__WORK INSTRUCTION__. Repeat every record exactly, but omit the images.
========================================
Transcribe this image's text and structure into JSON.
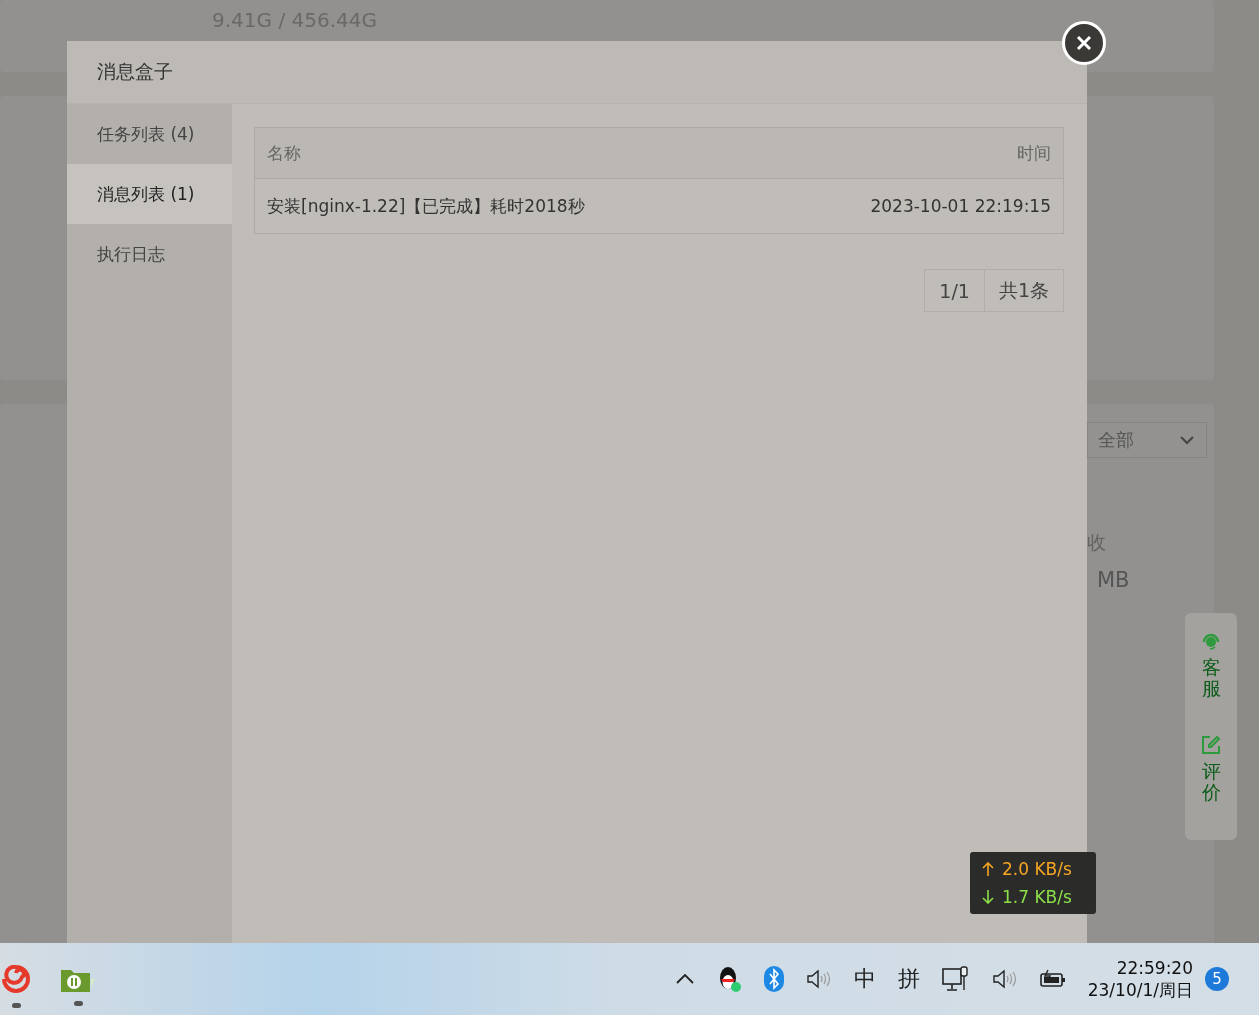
{
  "background": {
    "disk_usage": "9.41G / 456.44G",
    "filter_select": {
      "value": "全部"
    },
    "label_fragment": "收",
    "value_fragment": "MB"
  },
  "side_tools": [
    {
      "label": "客服",
      "kind": "support"
    },
    {
      "label": "评价",
      "kind": "review"
    }
  ],
  "dialog": {
    "title": "消息盒子",
    "tabs": [
      {
        "label": "任务列表 (4)",
        "selected": false
      },
      {
        "label": "消息列表 (1)",
        "selected": true
      },
      {
        "label": "执行日志",
        "selected": false
      }
    ],
    "table": {
      "columns": [
        "名称",
        "时间"
      ],
      "rows": [
        [
          "安装[nginx-1.22]【已完成】耗时2018秒",
          "2023-10-01 22:19:15"
        ]
      ]
    },
    "pagination": {
      "page": "1/1",
      "total": "共1条"
    }
  },
  "net_speed": {
    "upload": "2.0 KB/s",
    "download": "1.7 KB/s"
  },
  "taskbar": {
    "ime_mode": "中",
    "ime_layout": "拼",
    "time": "22:59:20",
    "date": "23/10/1/周日",
    "notifications": "5"
  }
}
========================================
__RESULT OF THIS TASK__.
Transcribe this image's text and structure into JSON.
{
  "background": {
    "disk_usage": "9.41G / 456.44G",
    "filter_select": {
      "value": "全部"
    },
    "label_fragment": "收",
    "value_fragment": "MB"
  },
  "side_tools": [
    {
      "label": "客服",
      "kind": "support"
    },
    {
      "label": "评价",
      "kind": "review"
    }
  ],
  "dialog": {
    "title": "消息盒子",
    "tabs": [
      {
        "label": "任务列表 (4)",
        "selected": false
      },
      {
        "label": "消息列表 (1)",
        "selected": true
      },
      {
        "label": "执行日志",
        "selected": false
      }
    ],
    "table": {
      "columns": [
        "名称",
        "时间"
      ],
      "rows": [
        [
          "安装[nginx-1.22]【已完成】耗时2018秒",
          "2023-10-01 22:19:15"
        ]
      ]
    },
    "pagination": {
      "page": "1/1",
      "total": "共1条"
    }
  },
  "net_speed": {
    "upload": "2.0 KB/s",
    "download": "1.7 KB/s"
  },
  "taskbar": {
    "ime_mode": "中",
    "ime_layout": "拼",
    "time": "22:59:20",
    "date": "23/10/1/周日",
    "notifications": "5"
  }
}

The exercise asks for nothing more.